The Invisible Woman
just the right amount of Victorian detachment
Ralph Fiennes continues to demonstrate style, sensitivity and inquisitiveness in The Invisible Woman, to be filed with Angels and Insects and The French Lieutenant's Woman as studies of the sexual contradictions of the Victorian era.
Directing and playing Charles Dickens, Fiennes avoids the usual gambits of adapting Victorian literary material; consider what happens to that smoking pufferbelly train that you always see in Dickens movies. Fiennes also makes a radical shift from the uber-male virtue story Coriolanus to trad-women's picture material.

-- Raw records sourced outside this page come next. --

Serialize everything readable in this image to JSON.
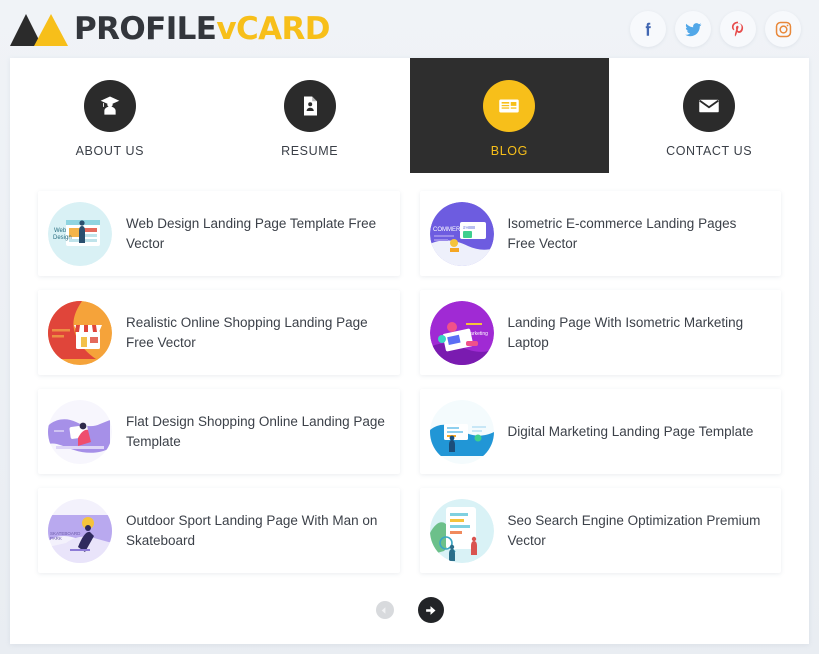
{
  "header": {
    "logo": {
      "icon": "mountain-triangles-logo",
      "text_primary": "PROFILE",
      "text_accent": "vCARD"
    },
    "socials": [
      {
        "name": "facebook-icon",
        "label": "Facebook",
        "color": "#4267b2"
      },
      {
        "name": "twitter-icon",
        "label": "Twitter",
        "color": "#51a7e8"
      },
      {
        "name": "pinterest-icon",
        "label": "Pinterest",
        "color": "#e74c4c"
      },
      {
        "name": "instagram-icon",
        "label": "Instagram",
        "color": "#e8883a"
      }
    ]
  },
  "nav": {
    "items": [
      {
        "label": "ABOUT US",
        "icon": "graduation-user-icon",
        "active": false
      },
      {
        "label": "RESUME",
        "icon": "document-person-icon",
        "active": false
      },
      {
        "label": "BLOG",
        "icon": "newspaper-icon",
        "active": true
      },
      {
        "label": "CONTACT US",
        "icon": "envelope-icon",
        "active": false
      }
    ]
  },
  "blog": {
    "posts": [
      {
        "title": "Web Design Landing Page Template Free Vector",
        "thumb": "web-design-thumb"
      },
      {
        "title": "Isometric E-commerce Landing Pages Free Vector",
        "thumb": "ecommerce-thumb"
      },
      {
        "title": "Realistic Online Shopping Landing Page Free Vector",
        "thumb": "online-shopping-thumb"
      },
      {
        "title": "Landing Page With Isometric Marketing Laptop",
        "thumb": "marketing-laptop-thumb"
      },
      {
        "title": "Flat Design Shopping Online Landing Page Template",
        "thumb": "flat-shopping-thumb"
      },
      {
        "title": "Digital Marketing Landing Page Template",
        "thumb": "digital-marketing-thumb"
      },
      {
        "title": "Outdoor Sport Landing Page With Man on Skateboard",
        "thumb": "skateboard-thumb"
      },
      {
        "title": "Seo Search Engine Optimization Premium Vector",
        "thumb": "seo-thumb"
      }
    ]
  },
  "pagination": {
    "prev": {
      "name": "previous-page-button",
      "enabled": false
    },
    "next": {
      "name": "next-page-button",
      "enabled": true
    }
  },
  "colors": {
    "accent": "#f7bf1a",
    "dark": "#2b2b2b",
    "text": "#3c4149",
    "page_bg": "#eef1f6"
  }
}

The film is about Charles Dickens' love affair; he was 45, Nelly Ternan, the woman he loved, was 18. The famed author—mobbed everywhere he went—tried keeping the lid on the scandal, seeking plausible deniability in writing to The Times. His wife, Catherine (Joanna Scanlan), the mother of his many children, is well-played as a sort of demi-Queen Victoria: wronged, yes, tragic, yes, but obese, stationary, jowly and disapproving.
The wife's immobility makes a fine visual contrast with Nelly (Felicity Jones). Her narrow circumstances are symbolized by the narrow staircase that her family, a tribe of actors, uses to haul up their trunks and luggage. Dickens' lover was a semi-talented actress who inherited her job. Her mother Fanny (Kristin Scott-Thomas) once played Desdemona to Edward Kean's Othello. It's not easy to act around a bonnet, and thus the lovely Jones is photographed in encircling shots from the back of her neck, swiveling around to her in three-quarters profile; Fiennes contemplates her nape like a Japanese woodblock artist. It's a fine, mysterious and recessive performance. Look at a picture of the real Ellen "Nelly" Ternan and the mystery is solved: you understand instantly why Dickens fell in love. Ternan's eyes are extremely sympathetic, and she looks wiser and more mature than Jones does, even in later scenes in the 1880s when Nelly would have been in her 40s.
The script by Abi Morgan is too conventional. It's a 21st-century study of a 19th-century affair; it's suspicious of a middle aged man's creepy motives. Fiennes doesn't paint the usual corners of this kind of story—he doesn't show us the way the scandal spreads through London. The art of cutting someone dead is demonstrated nicely as Dickens goes on his rounds. (Dickens is a fast walker, just as the editing here is quicker than you expect for a period piece.)
The Invisible Woman handles an incident of infant mortality with brisk coldness, authentic to the period. Similarly affecting: Dickens prowling the alleys to see slum children out in the night. It's piercing in the way the Save Our Children charity commercials aren't. Here's the answer to making a film about writers, with their visual static lives. Don't show the writing (or the droning, as they read aloud at a drowsy picnic; that, sadly, happens here). Show the research they do instead. Show them out in the world.
The Invisible Woman teases the question of whether one might accept being the back-street lover of a powerful person. Would it be worth it, to have all to yourself a small part of a rock star, president or actor, if to say, if it meant being the first one to read Great Expectations, with the ink still damp on the page? But then The Invisible Woman makes its position clear, in the flashback of Nelly on stage saying "This is a tale of woe…" followed by an a capella version of a dire Irish ballad.
The ending doesn't negate the sting, the chill and the romance of what we'd seen, but it compromises the story with disapproval. So does the script's choice to remove Fanny from that fateful day at Staplehurst (don't Google, it's a spoiler). Fanny's presence would have proved Dickens even more ruthless about keeping his good name than he was already. But it would also prove that if Fanny didn't actually procure her daughter for the famous man, she ultimately accepted the relationship. Fiennes' Dickens has blood in him: if it's cold blood, it's still blood. There's enough going on in The Invisible Woman to demonstrate that Fiennes isn't just an actor to admire, but a director to watch.
111 MIN; R